The California Alliance for Arts Education has been working at the local, state and federal levels, to expand the culture of Title I funding so that guidelines for arts education within Title 1 are clear and so that schools may feel empowered to employ these strategies to attain Title I goals, including student achievement in literacy and math, attendance and behavior, teacher effectiveness and parent engagement.

Over the past year, the Alliance committed significant time to map a clear policy pathway in which Title I schools may use federal funds to support arts education strategies to promote student success. This work has taken us from conversations with principals, to meetings with school district personnel, to ongoing conversations with officials at the California Department of Education, and with previous and current director of the Student Achievement and School Accountability at the Department of Education in Washington. Our efforts relied upon the combined impact of advocacy, research, and policy guidance to broaden understanding, build consensus, and bring about change. Those efforts have opened doors that have been previous shut or ignored that may lead to increased access to arts education learning opportunities for Title I students. In recent weeks, the Department of Education released a letter with language, confirming the essential role of arts education and the path we are on. Read the full letter.

The response to our effort has been heartening. At the federal level we have achieved a significant shift in how they recognize arts education strategies to support Title I goals. At the state level we've been invited into a role of partnership, hosting a panel on the subject at the state Title I conference. At the county level we began planning regional workshops in six areas around the state, including San Diego, Los Angeles, Fresno, Alameda, and Sacramento. Ten schools around the state are participating in our first cohort of schools engaged in this practice.

What can parents do next to support arts education?

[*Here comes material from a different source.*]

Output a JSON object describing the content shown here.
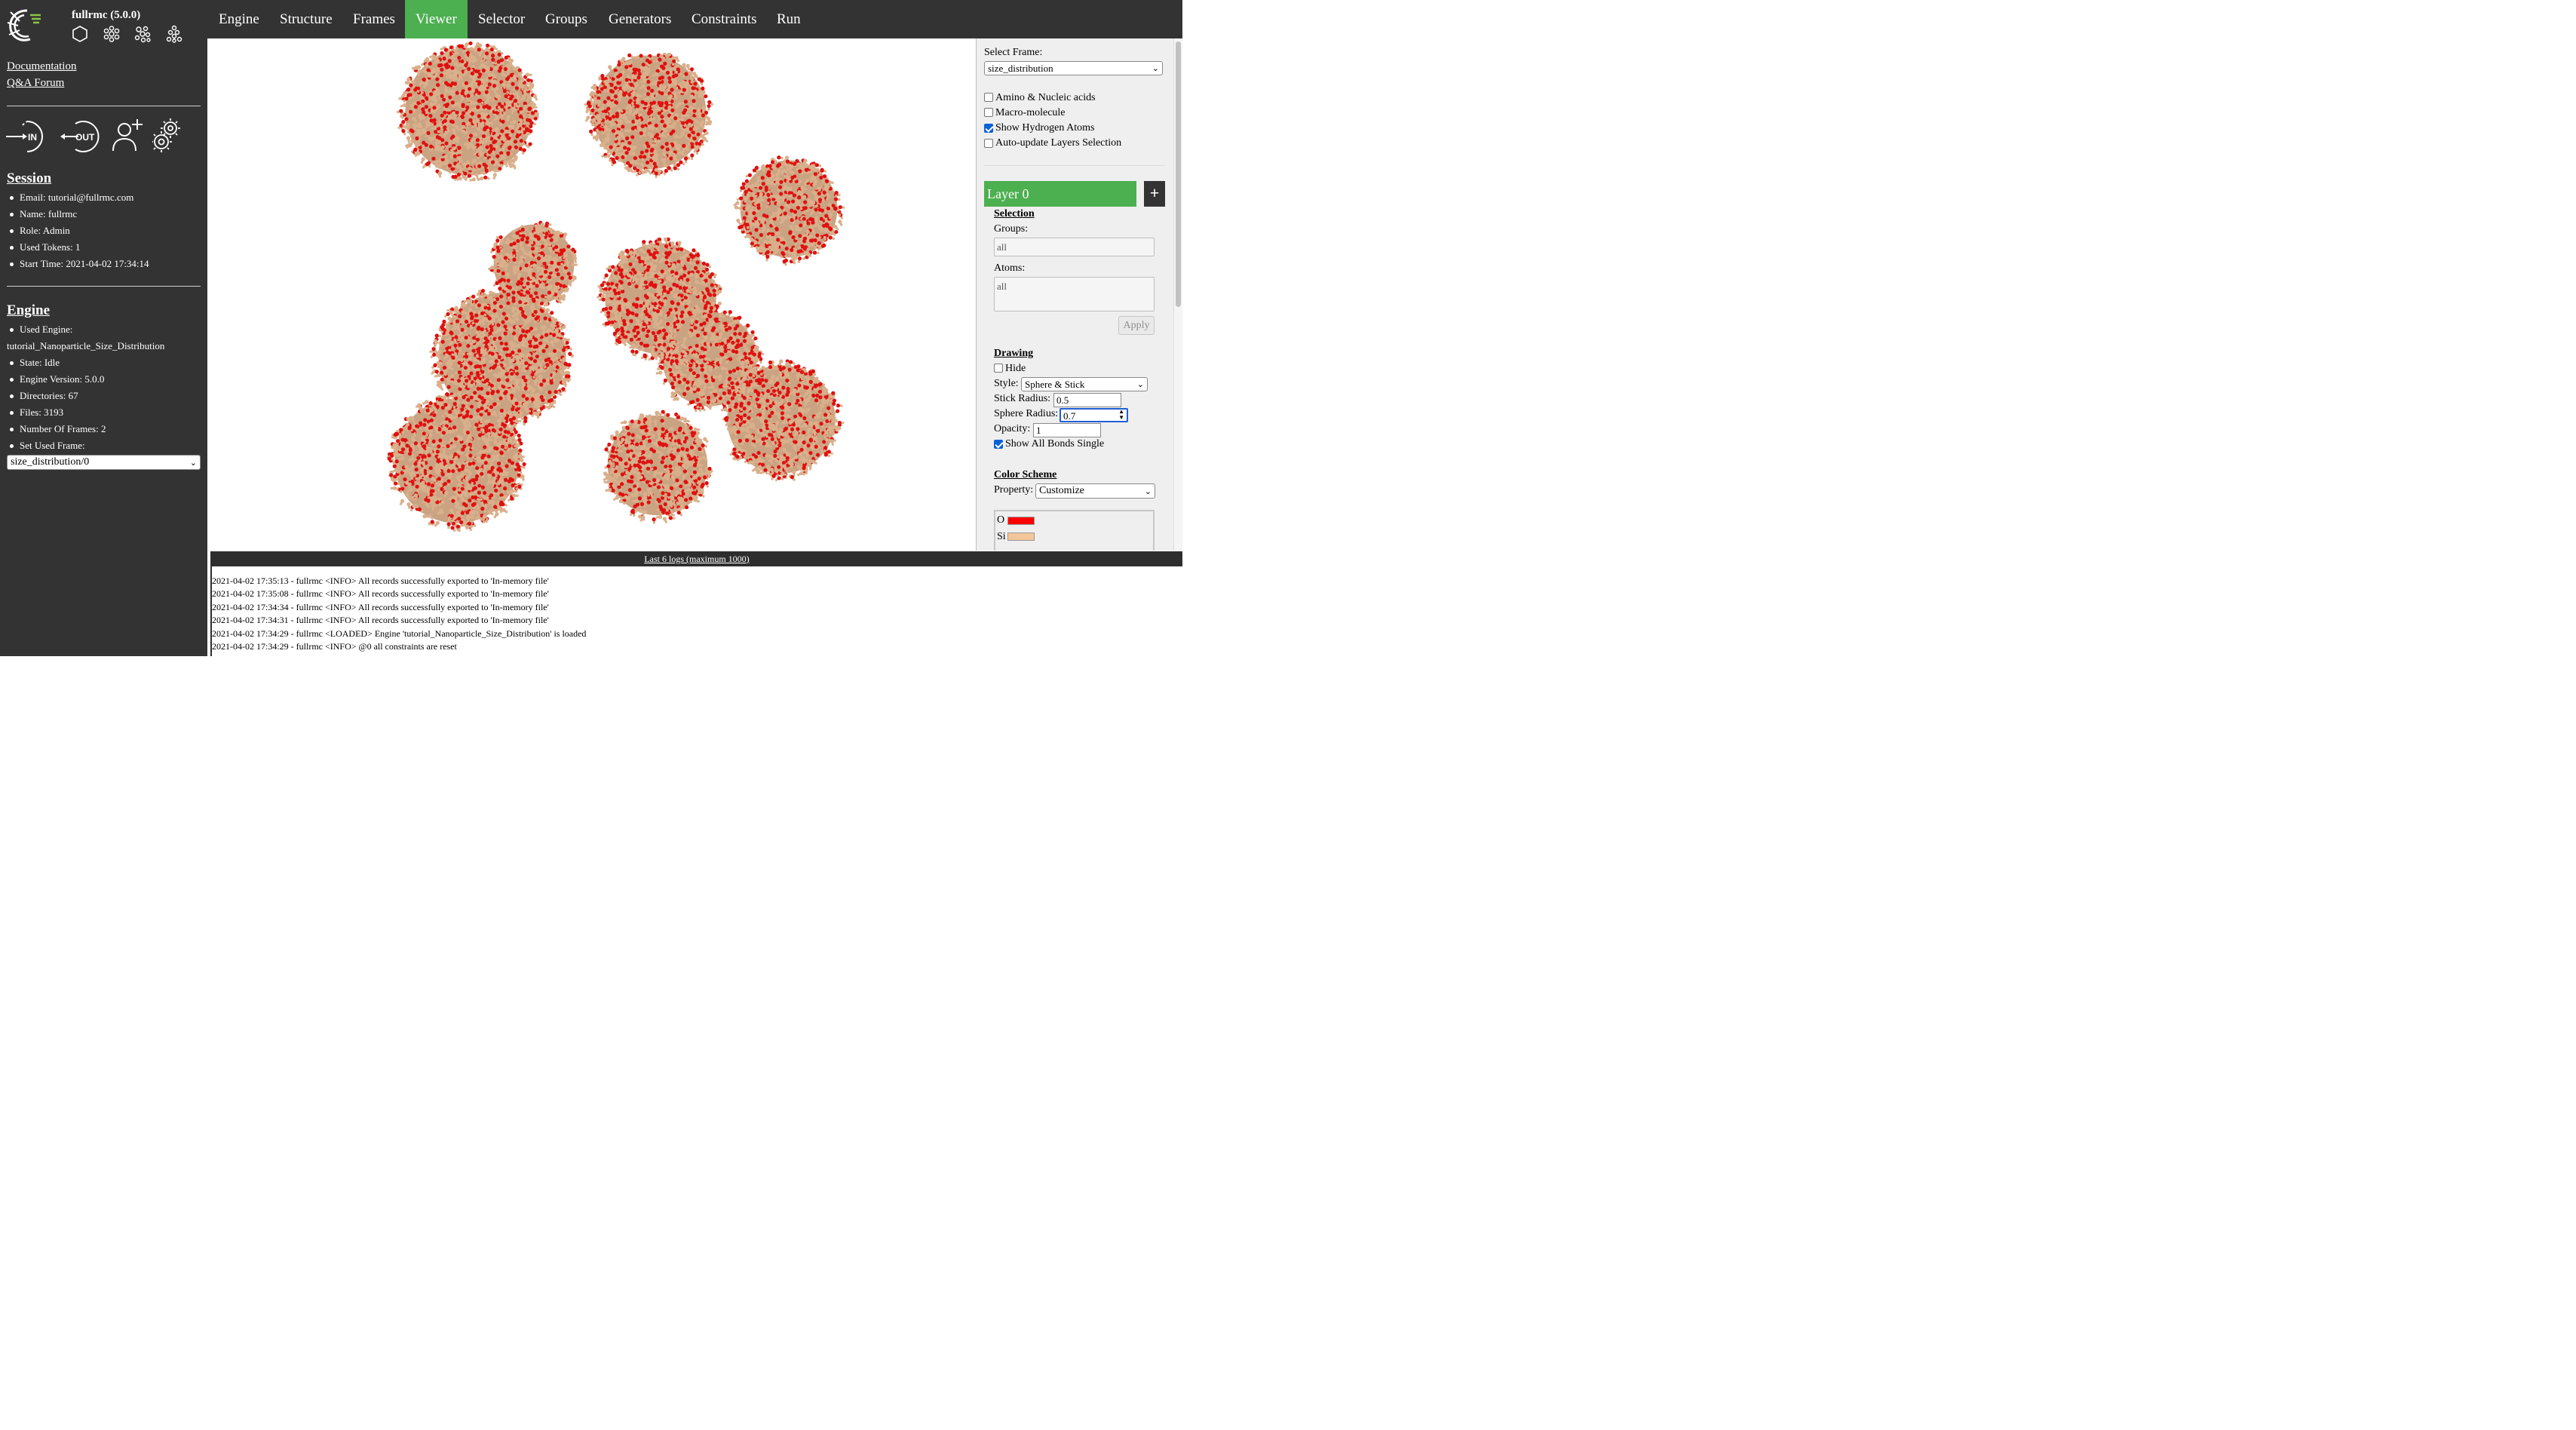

  • Share arts education information such as the policy pathway report and ten important things to know about arts education with your administrators, school board members and community leaders.
  • Ask your school board about what type of arts programs are currently being offered at your school. This information will help lay the groundwork for what you can to do next. Use the Insiders Guide to Arts Education Planning for additional guidance.
  • Ask your school board whether your school district uses Title 1 money to support arts education. The U.S. Department of Education recently released a letter stating that "Activities that support the arts, in conjunction with other activities, can form an important part of an LEA's Title I program."
  • Contact your local PTA Arts Education Chair and discuss ways you can work together to ensure a high-quality education for ALL students that includes the arts.